“Children … well favoured, and skilful in all wisdom, and cunning in knowledge, and understanding science …” – Daniel 1:4
There are those who believe that science and religion are in conflict and that someone must choose whether they want to believe in science or believe in God. This is a false assertion.
Consider these thoughts from Do You Have to Choose Between Science and Religion? (whatwouldyousay.org): Many of the founders of modern science were Christians. Men like Galileo, Kepler, Pascal, Boyle, Newton, Faraday and Clerk-Maxwell were all firm believers in God. They weren’t scientists despite being Christians. It was their faith that moved them to want to discover more about the world they lived in.
As C.S. Lewis wrote, “Men became scientists because they expected law in nature, and they expected law in nature because they believed in a legislator.”
Far from hindering modern science, faith in God was one of the motors that drove it.
Many of the best scientists today are people of faith. Between 1901 and 2000, over 60 per cent of Nobel Laureates were Christians. If our best scientists are people with deep, sincere religious faith, there may be a misunderstanding by some about what religious faith is, but there cannot be an essential conflict between being a scientist and faith in God.
Science explains how. The Bible explains why.

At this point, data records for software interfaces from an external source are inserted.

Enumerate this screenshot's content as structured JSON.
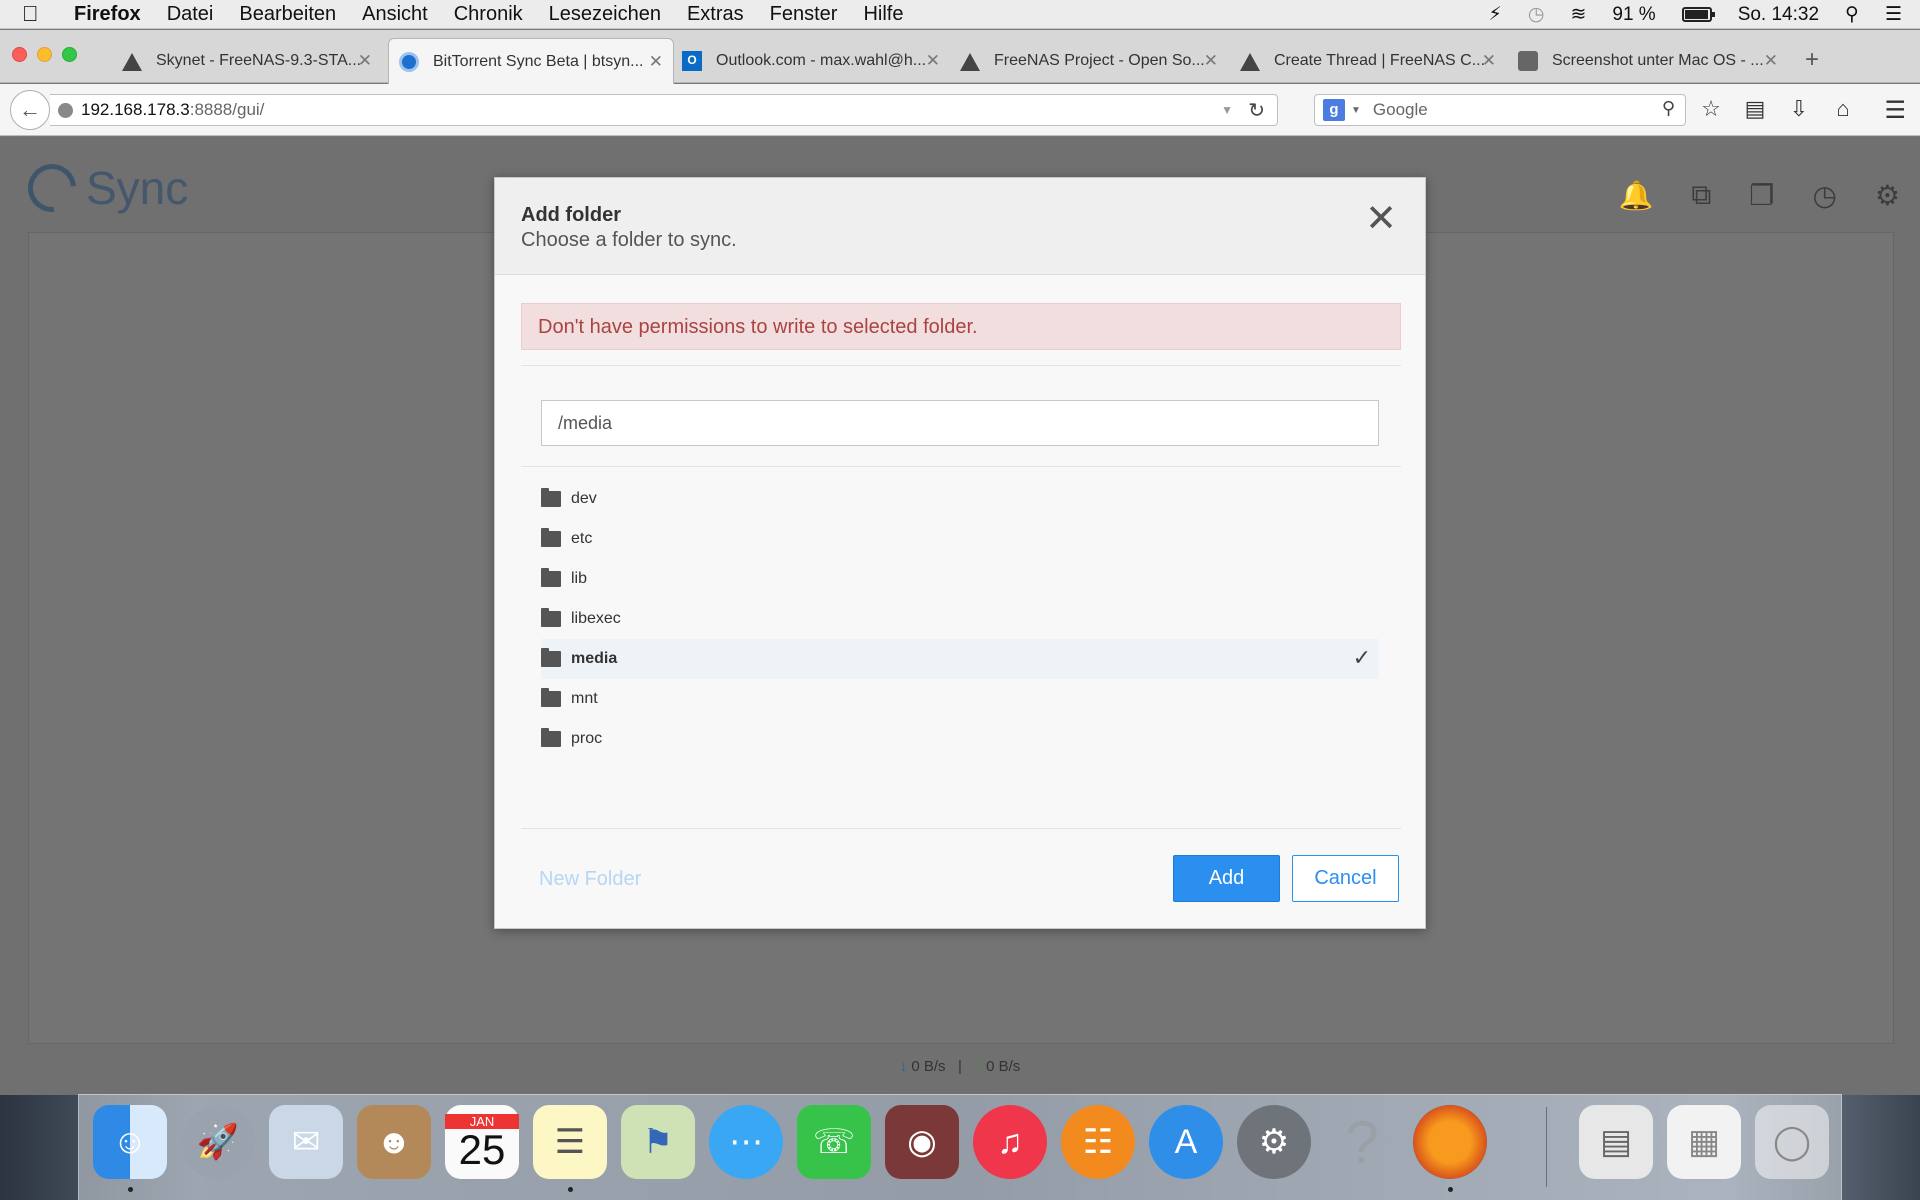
{
  "menubar": {
    "app": "Firefox",
    "items": [
      "Datei",
      "Bearbeiten",
      "Ansicht",
      "Chronik",
      "Lesezeichen",
      "Extras",
      "Fenster",
      "Hilfe"
    ],
    "battery": "91 %",
    "clock": "So. 14:32"
  },
  "tabs": [
    {
      "title": "Skynet - FreeNAS-9.3-STA...",
      "icon": "freenas-icon"
    },
    {
      "title": "BitTorrent Sync Beta | btsyn...",
      "icon": "sync-icon"
    },
    {
      "title": "Outlook.com - max.wahl@h...",
      "icon": "outlook-icon"
    },
    {
      "title": "FreeNAS Project - Open So...",
      "icon": "freenas-icon"
    },
    {
      "title": "Create Thread | FreeNAS C...",
      "icon": "freenas-icon"
    },
    {
      "title": "Screenshot unter Mac OS - ...",
      "icon": "puzzle-icon"
    }
  ],
  "navbar": {
    "url_host": "192.168.178.3",
    "url_path": ":8888/gui/",
    "search_placeholder": "Google"
  },
  "app": {
    "logo_text": "Sync",
    "status_down": "0 B/s",
    "status_up": "0 B/s"
  },
  "modal": {
    "title": "Add folder",
    "subtitle": "Choose a folder to sync.",
    "error": "Don't have permissions to write to selected folder.",
    "path": "/media",
    "folders": [
      "dev",
      "etc",
      "lib",
      "libexec",
      "media",
      "mnt",
      "proc"
    ],
    "selected": "media",
    "new_folder": "New Folder",
    "add": "Add",
    "cancel": "Cancel"
  },
  "dock": {
    "calendar_month": "JAN",
    "calendar_day": "25"
  }
}
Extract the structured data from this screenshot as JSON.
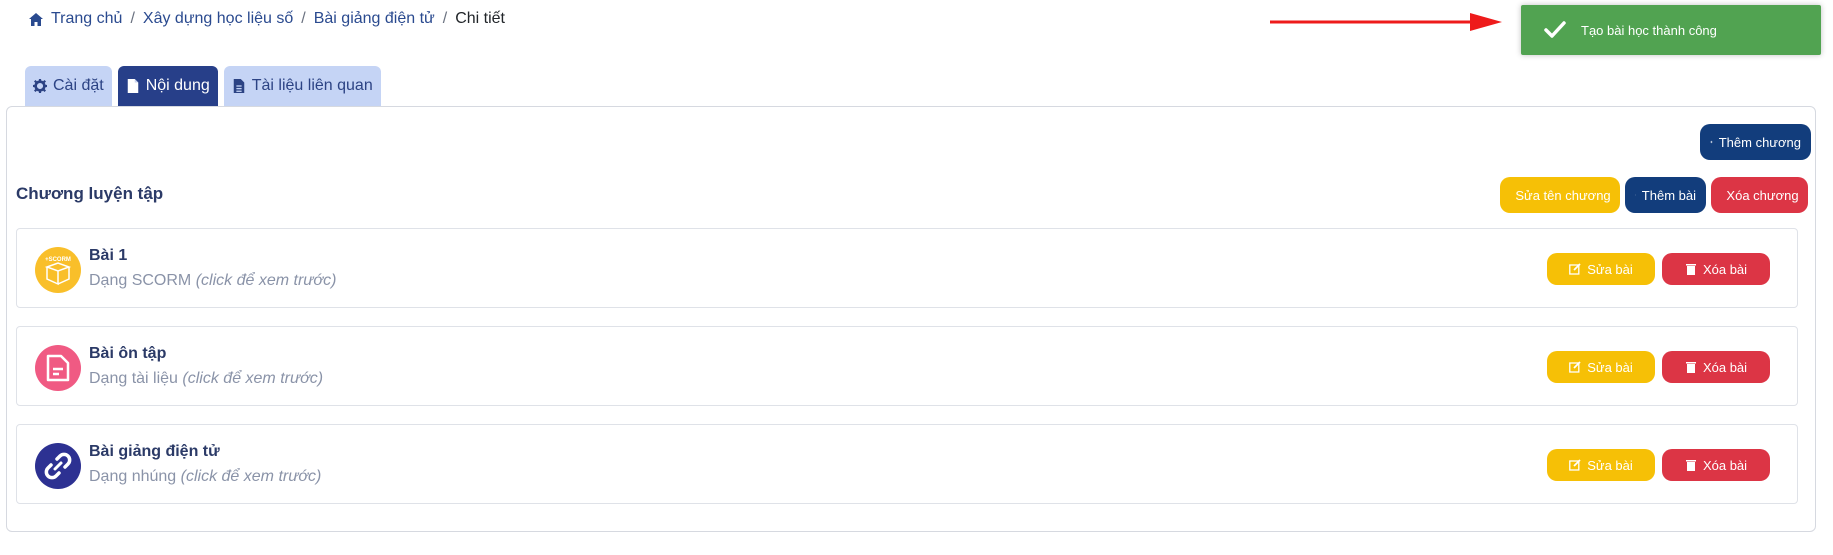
{
  "breadcrumb": {
    "home": "Trang chủ",
    "items": [
      "Xây dựng học liệu số",
      "Bài giảng điện tử"
    ],
    "current": "Chi tiết",
    "separator": "/"
  },
  "toast": {
    "message": "Tạo bài học thành công",
    "color": "#51a351"
  },
  "tabs": [
    {
      "label": "Cài đặt",
      "icon": "gear-icon",
      "active": false
    },
    {
      "label": "Nội dung",
      "icon": "file-icon",
      "active": true
    },
    {
      "label": "Tài liệu liên quan",
      "icon": "file-text-icon",
      "active": false
    }
  ],
  "toolbar": {
    "add_chapter": "Thêm chương"
  },
  "chapter": {
    "title": "Chương luyện tập",
    "rename": "Sửa tên chương",
    "add_lesson": "Thêm bài",
    "delete": "Xóa chương"
  },
  "lessons": [
    {
      "title": "Bài 1",
      "type": "Dạng SCORM",
      "hint": "(click để xem trước)",
      "icon": "scorm-icon",
      "edit": "Sửa bài",
      "delete": "Xóa bài"
    },
    {
      "title": "Bài ôn tập",
      "type": "Dạng tài liệu",
      "hint": "(click để xem trước)",
      "icon": "document-icon",
      "edit": "Sửa bài",
      "delete": "Xóa bài"
    },
    {
      "title": "Bài giảng điện tử",
      "type": "Dạng nhúng",
      "hint": "(click để xem trước)",
      "icon": "link-icon",
      "edit": "Sửa bài",
      "delete": "Xóa bài"
    }
  ],
  "colors": {
    "navy": "#123d7c",
    "yellow": "#f6c006",
    "red": "#dc3545",
    "tab_active": "#273f89",
    "tab_inactive": "#c5d4f5"
  }
}
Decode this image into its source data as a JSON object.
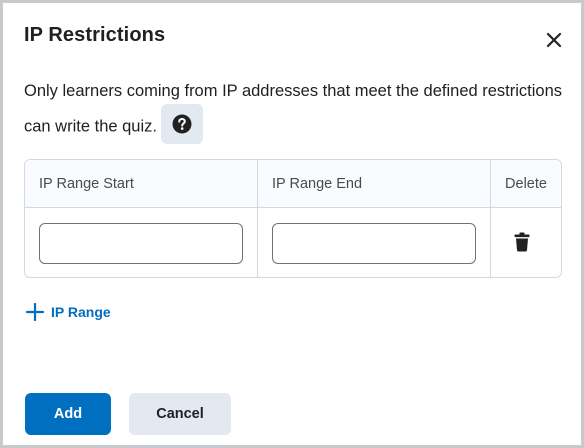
{
  "dialog": {
    "title": "IP Restrictions",
    "close_icon": "close-icon",
    "description": "Only learners coming from IP addresses that meet the defined restrictions can write the quiz.",
    "help_icon": "help-circle-icon"
  },
  "table": {
    "headers": {
      "start": "IP Range Start",
      "end": "IP Range End",
      "delete": "Delete"
    },
    "rows": [
      {
        "start_value": "",
        "end_value": "",
        "delete_icon": "trash-icon"
      }
    ]
  },
  "add_range": {
    "icon": "plus-icon",
    "label": "IP Range"
  },
  "footer": {
    "add_label": "Add",
    "cancel_label": "Cancel"
  },
  "colors": {
    "primary": "#006fbf",
    "secondary_bg": "#e3e9f1",
    "border": "#d3d9e3",
    "text": "#202122"
  }
}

Imagine there is a boiling pot of water and someone asks, “Why is this water boiling?” You could say, “Because heat energy from the gas flame is being conducted through the base of the pot and is agitating the molecules of the water causing the water to boil.”
This is a true statement. But, you could also answer by saying, “Because I wanted a cup of tea.” Though very different, this is also a true statement. One answer explains how the water boils, while the other answer explains why.
So, it is with science and the Bible. They are not in conflict, they are complimentary as we seek to understand both how and why.
Science can’t explain everything. Science describes the laws and nature, but it can’t explain where matter came from. It can’t explain how life began. It can’t explain the purpose of our lives, what it means to love, or why we desire to do things we know we shouldn’t do. It would be strange to not be curious about these big questions as well as scientific questions. It’s not only ok to think about things beyond the realm of science, it’s healthy.
Tom Kline is the pastor of Castlegar Baptist Church